• Work item:
Once you have read the data below, please repeat all of it exactly.

• Data for review:
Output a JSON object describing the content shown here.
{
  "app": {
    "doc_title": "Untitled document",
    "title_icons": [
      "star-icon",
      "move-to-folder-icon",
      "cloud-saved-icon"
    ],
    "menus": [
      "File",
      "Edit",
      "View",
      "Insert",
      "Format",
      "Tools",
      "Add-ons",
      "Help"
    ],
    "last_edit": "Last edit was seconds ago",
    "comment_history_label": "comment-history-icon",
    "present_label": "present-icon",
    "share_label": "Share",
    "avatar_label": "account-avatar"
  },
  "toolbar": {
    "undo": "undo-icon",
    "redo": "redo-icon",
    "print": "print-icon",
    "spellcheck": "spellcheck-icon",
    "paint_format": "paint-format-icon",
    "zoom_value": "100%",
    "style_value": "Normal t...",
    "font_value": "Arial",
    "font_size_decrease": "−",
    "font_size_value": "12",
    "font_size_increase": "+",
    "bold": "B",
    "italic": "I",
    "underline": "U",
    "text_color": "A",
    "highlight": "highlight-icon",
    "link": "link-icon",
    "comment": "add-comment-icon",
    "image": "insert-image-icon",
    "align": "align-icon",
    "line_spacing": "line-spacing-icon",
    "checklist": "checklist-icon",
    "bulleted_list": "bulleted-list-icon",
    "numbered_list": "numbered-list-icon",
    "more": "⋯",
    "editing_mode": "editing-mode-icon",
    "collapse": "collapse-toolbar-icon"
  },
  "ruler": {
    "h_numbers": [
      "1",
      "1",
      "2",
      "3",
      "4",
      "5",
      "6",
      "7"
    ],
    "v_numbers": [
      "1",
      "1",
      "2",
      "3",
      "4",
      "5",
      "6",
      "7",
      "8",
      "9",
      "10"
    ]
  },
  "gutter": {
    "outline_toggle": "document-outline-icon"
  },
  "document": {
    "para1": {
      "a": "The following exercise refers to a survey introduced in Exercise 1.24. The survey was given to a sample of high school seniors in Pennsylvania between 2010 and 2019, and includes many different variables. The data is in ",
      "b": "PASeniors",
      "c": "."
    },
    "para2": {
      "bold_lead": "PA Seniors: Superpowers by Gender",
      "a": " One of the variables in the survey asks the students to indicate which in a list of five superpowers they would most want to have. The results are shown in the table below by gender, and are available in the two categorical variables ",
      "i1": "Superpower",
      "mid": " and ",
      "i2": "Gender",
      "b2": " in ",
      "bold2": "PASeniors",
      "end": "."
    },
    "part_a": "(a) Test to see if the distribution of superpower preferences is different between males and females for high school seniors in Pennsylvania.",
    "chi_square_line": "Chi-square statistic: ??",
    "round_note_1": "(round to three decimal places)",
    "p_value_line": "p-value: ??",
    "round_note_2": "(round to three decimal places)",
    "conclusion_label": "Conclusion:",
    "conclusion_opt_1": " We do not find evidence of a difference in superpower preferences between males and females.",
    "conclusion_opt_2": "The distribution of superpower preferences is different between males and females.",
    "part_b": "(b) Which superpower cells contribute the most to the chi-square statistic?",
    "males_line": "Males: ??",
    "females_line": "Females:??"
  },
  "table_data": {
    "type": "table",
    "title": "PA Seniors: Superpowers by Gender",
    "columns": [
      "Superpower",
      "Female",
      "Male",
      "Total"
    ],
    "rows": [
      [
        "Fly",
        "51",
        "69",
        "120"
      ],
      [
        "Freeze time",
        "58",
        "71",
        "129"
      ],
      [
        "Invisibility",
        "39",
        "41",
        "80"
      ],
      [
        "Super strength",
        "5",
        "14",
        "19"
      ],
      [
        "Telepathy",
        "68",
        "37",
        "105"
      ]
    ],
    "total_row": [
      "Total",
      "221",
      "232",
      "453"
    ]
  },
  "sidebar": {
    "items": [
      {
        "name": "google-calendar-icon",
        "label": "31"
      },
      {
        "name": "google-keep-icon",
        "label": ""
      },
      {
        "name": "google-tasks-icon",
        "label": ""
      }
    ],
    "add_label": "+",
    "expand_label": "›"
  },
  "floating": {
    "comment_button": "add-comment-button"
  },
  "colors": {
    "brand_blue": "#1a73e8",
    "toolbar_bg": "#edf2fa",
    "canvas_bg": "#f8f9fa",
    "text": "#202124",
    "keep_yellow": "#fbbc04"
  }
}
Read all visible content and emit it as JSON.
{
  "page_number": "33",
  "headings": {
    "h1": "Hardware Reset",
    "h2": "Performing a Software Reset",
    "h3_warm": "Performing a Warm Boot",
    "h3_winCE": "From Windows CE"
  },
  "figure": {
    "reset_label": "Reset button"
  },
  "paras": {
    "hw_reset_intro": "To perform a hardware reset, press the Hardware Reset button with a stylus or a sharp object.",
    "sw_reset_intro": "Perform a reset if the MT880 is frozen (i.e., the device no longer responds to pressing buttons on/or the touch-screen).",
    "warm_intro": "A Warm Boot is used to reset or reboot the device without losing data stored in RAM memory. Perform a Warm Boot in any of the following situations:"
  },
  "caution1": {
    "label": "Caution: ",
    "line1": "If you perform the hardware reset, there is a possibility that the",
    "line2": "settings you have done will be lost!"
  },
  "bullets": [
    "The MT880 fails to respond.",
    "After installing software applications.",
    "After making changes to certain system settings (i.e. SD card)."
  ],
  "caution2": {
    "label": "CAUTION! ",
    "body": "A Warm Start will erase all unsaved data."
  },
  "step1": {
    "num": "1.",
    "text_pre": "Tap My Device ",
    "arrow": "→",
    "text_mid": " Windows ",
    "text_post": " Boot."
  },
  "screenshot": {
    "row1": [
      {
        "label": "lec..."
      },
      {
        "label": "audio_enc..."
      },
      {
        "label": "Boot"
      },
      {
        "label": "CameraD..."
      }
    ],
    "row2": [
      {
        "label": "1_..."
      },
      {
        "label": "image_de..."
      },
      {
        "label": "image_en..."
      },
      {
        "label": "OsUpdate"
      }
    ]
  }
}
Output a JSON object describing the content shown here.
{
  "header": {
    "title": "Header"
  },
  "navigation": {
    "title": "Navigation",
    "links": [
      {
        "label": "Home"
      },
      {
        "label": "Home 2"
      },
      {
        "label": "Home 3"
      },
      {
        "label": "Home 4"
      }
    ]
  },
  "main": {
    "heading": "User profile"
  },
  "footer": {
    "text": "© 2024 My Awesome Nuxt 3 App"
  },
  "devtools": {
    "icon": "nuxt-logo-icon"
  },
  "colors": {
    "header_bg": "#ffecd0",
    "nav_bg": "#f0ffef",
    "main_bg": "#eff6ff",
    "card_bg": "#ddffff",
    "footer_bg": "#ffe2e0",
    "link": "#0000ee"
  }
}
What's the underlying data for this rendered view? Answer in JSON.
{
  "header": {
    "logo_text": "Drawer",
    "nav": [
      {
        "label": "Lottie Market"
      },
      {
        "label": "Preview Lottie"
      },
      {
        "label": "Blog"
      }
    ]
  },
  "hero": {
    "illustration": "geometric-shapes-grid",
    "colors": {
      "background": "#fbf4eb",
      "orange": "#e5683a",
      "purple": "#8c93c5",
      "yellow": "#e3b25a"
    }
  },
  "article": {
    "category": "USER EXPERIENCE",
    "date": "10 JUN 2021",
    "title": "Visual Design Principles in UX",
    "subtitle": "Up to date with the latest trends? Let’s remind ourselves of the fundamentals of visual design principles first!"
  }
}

• Answer to this exercise:
Output a JSON object describing the content shown here.
{
  "app": {
    "doc_title": "Untitled document",
    "title_icons": [
      "star-icon",
      "move-to-folder-icon",
      "cloud-saved-icon"
    ],
    "menus": [
      "File",
      "Edit",
      "View",
      "Insert",
      "Format",
      "Tools",
      "Add-ons",
      "Help"
    ],
    "last_edit": "Last edit was seconds ago",
    "comment_history_label": "comment-history-icon",
    "present_label": "present-icon",
    "share_label": "Share",
    "avatar_label": "account-avatar"
  },
  "toolbar": {
    "undo": "undo-icon",
    "redo": "redo-icon",
    "print": "print-icon",
    "spellcheck": "spellcheck-icon",
    "paint_format": "paint-format-icon",
    "zoom_value": "100%",
    "style_value": "Normal t...",
    "font_value": "Arial",
    "font_size_decrease": "−",
    "font_size_value": "12",
    "font_size_increase": "+",
    "bold": "B",
    "italic": "I",
    "underline": "U",
    "text_color": "A",
    "highlight": "highlight-icon",
    "link": "link-icon",
    "comment": "add-comment-icon",
    "image": "insert-image-icon",
    "align": "align-icon",
    "line_spacing": "line-spacing-icon",
    "checklist": "checklist-icon",
    "bulleted_list": "bulleted-list-icon",
    "numbered_list": "numbered-list-icon",
    "more": "⋯",
    "editing_mode": "editing-mode-icon",
    "collapse": "collapse-toolbar-icon"
  },
  "ruler": {
    "h_numbers": [
      "1",
      "1",
      "2",
      "3",
      "4",
      "5",
      "6",
      "7"
    ],
    "v_numbers": [
      "1",
      "1",
      "2",
      "3",
      "4",
      "5",
      "6",
      "7",
      "8",
      "9",
      "10"
    ]
  },
  "gutter": {
    "outline_toggle": "document-outline-icon"
  },
  "document": {
    "para1": {
      "a": "The following exercise refers to a survey introduced in Exercise 1.24. The survey was given to a sample of high school seniors in Pennsylvania between 2010 and 2019, and includes many different variables. The data is in ",
      "b": "PASeniors",
      "c": "."
    },
    "para2": {
      "bold_lead": "PA Seniors: Superpowers by Gender",
      "a": " One of the variables in the survey asks the students to indicate which in a list of five superpowers they would most want to have. The results are shown in the table below by gender, and are available in the two categorical variables ",
      "i1": "Superpower",
      "mid": " and ",
      "i2": "Gender",
      "b2": " in ",
      "bold2": "PASeniors",
      "end": "."
    },
    "part_a": "(a) Test to see if the distribution of superpower preferences is different between males and females for high school seniors in Pennsylvania.",
    "chi_square_line": "Chi-square statistic: ??",
    "round_note_1": "(round to three decimal places)",
    "p_value_line": "p-value: ??",
    "round_note_2": "(round to three decimal places)",
    "conclusion_label": "Conclusion:",
    "conclusion_opt_1": " We do not find evidence of a difference in superpower preferences between males and females.",
    "conclusion_opt_2": "The distribution of superpower preferences is different between males and females.",
    "part_b": "(b) Which superpower cells contribute the most to the chi-square statistic?",
    "males_line": "Males: ??",
    "females_line": "Females:??"
  },
  "table_data": {
    "type": "table",
    "title": "PA Seniors: Superpowers by Gender",
    "columns": [
      "Superpower",
      "Female",
      "Male",
      "Total"
    ],
    "rows": [
      [
        "Fly",
        "51",
        "69",
        "120"
      ],
      [
        "Freeze time",
        "58",
        "71",
        "129"
      ],
      [
        "Invisibility",
        "39",
        "41",
        "80"
      ],
      [
        "Super strength",
        "5",
        "14",
        "19"
      ],
      [
        "Telepathy",
        "68",
        "37",
        "105"
      ]
    ],
    "total_row": [
      "Total",
      "221",
      "232",
      "453"
    ]
  },
  "sidebar": {
    "items": [
      {
        "name": "google-calendar-icon",
        "label": "31"
      },
      {
        "name": "google-keep-icon",
        "label": ""
      },
      {
        "name": "google-tasks-icon",
        "label": ""
      }
    ],
    "add_label": "+",
    "expand_label": "›"
  },
  "floating": {
    "comment_button": "add-comment-button"
  },
  "colors": {
    "brand_blue": "#1a73e8",
    "toolbar_bg": "#edf2fa",
    "canvas_bg": "#f8f9fa",
    "text": "#202124",
    "keep_yellow": "#fbbc04"
  }
}
Read all visible content and emit it as JSON.
{
  "page_number": "33",
  "headings": {
    "h1": "Hardware Reset",
    "h2": "Performing a Software Reset",
    "h3_warm": "Performing a Warm Boot",
    "h3_winCE": "From Windows CE"
  },
  "figure": {
    "reset_label": "Reset button"
  },
  "paras": {
    "hw_reset_intro": "To perform a hardware reset, press the Hardware Reset button with a stylus or a sharp object.",
    "sw_reset_intro": "Perform a reset if the MT880 is frozen (i.e., the device no longer responds to pressing buttons on/or the touch-screen).",
    "warm_intro": "A Warm Boot is used to reset or reboot the device without losing data stored in RAM memory. Perform a Warm Boot in any of the following situations:"
  },
  "caution1": {
    "label": "Caution: ",
    "line1": "If you perform the hardware reset, there is a possibility that the",
    "line2": "settings you have done will be lost!"
  },
  "bullets": [
    "The MT880 fails to respond.",
    "After installing software applications.",
    "After making changes to certain system settings (i.e. SD card)."
  ],
  "caution2": {
    "label": "CAUTION! ",
    "body": "A Warm Start will erase all unsaved data."
  },
  "step1": {
    "num": "1.",
    "text_pre": "Tap My Device ",
    "arrow": "→",
    "text_mid": " Windows ",
    "text_post": " Boot."
  },
  "screenshot": {
    "row1": [
      {
        "label": "lec..."
      },
      {
        "label": "audio_enc..."
      },
      {
        "label": "Boot"
      },
      {
        "label": "CameraD..."
      }
    ],
    "row2": [
      {
        "label": "1_..."
      },
      {
        "label": "image_de..."
      },
      {
        "label": "image_en..."
      },
      {
        "label": "OsUpdate"
      }
    ]
  }
}
Output a JSON object describing the content shown here.
{
  "header": {
    "title": "Header"
  },
  "navigation": {
    "title": "Navigation",
    "links": [
      {
        "label": "Home"
      },
      {
        "label": "Home 2"
      },
      {
        "label": "Home 3"
      },
      {
        "label": "Home 4"
      }
    ]
  },
  "main": {
    "heading": "User profile"
  },
  "footer": {
    "text": "© 2024 My Awesome Nuxt 3 App"
  },
  "devtools": {
    "icon": "nuxt-logo-icon"
  },
  "colors": {
    "header_bg": "#ffecd0",
    "nav_bg": "#f0ffef",
    "main_bg": "#eff6ff",
    "card_bg": "#ddffff",
    "footer_bg": "#ffe2e0",
    "link": "#0000ee"
  }
}
What's the underlying data for this rendered view? Answer in JSON.
{
  "header": {
    "logo_text": "Drawer",
    "nav": [
      {
        "label": "Lottie Market"
      },
      {
        "label": "Preview Lottie"
      },
      {
        "label": "Blog"
      }
    ]
  },
  "hero": {
    "illustration": "geometric-shapes-grid",
    "colors": {
      "background": "#fbf4eb",
      "orange": "#e5683a",
      "purple": "#8c93c5",
      "yellow": "#e3b25a"
    }
  },
  "article": {
    "category": "USER EXPERIENCE",
    "date": "10 JUN 2021",
    "title": "Visual Design Principles in UX",
    "subtitle": "Up to date with the latest trends? Let’s remind ourselves of the fundamentals of visual design principles first!"
  }
}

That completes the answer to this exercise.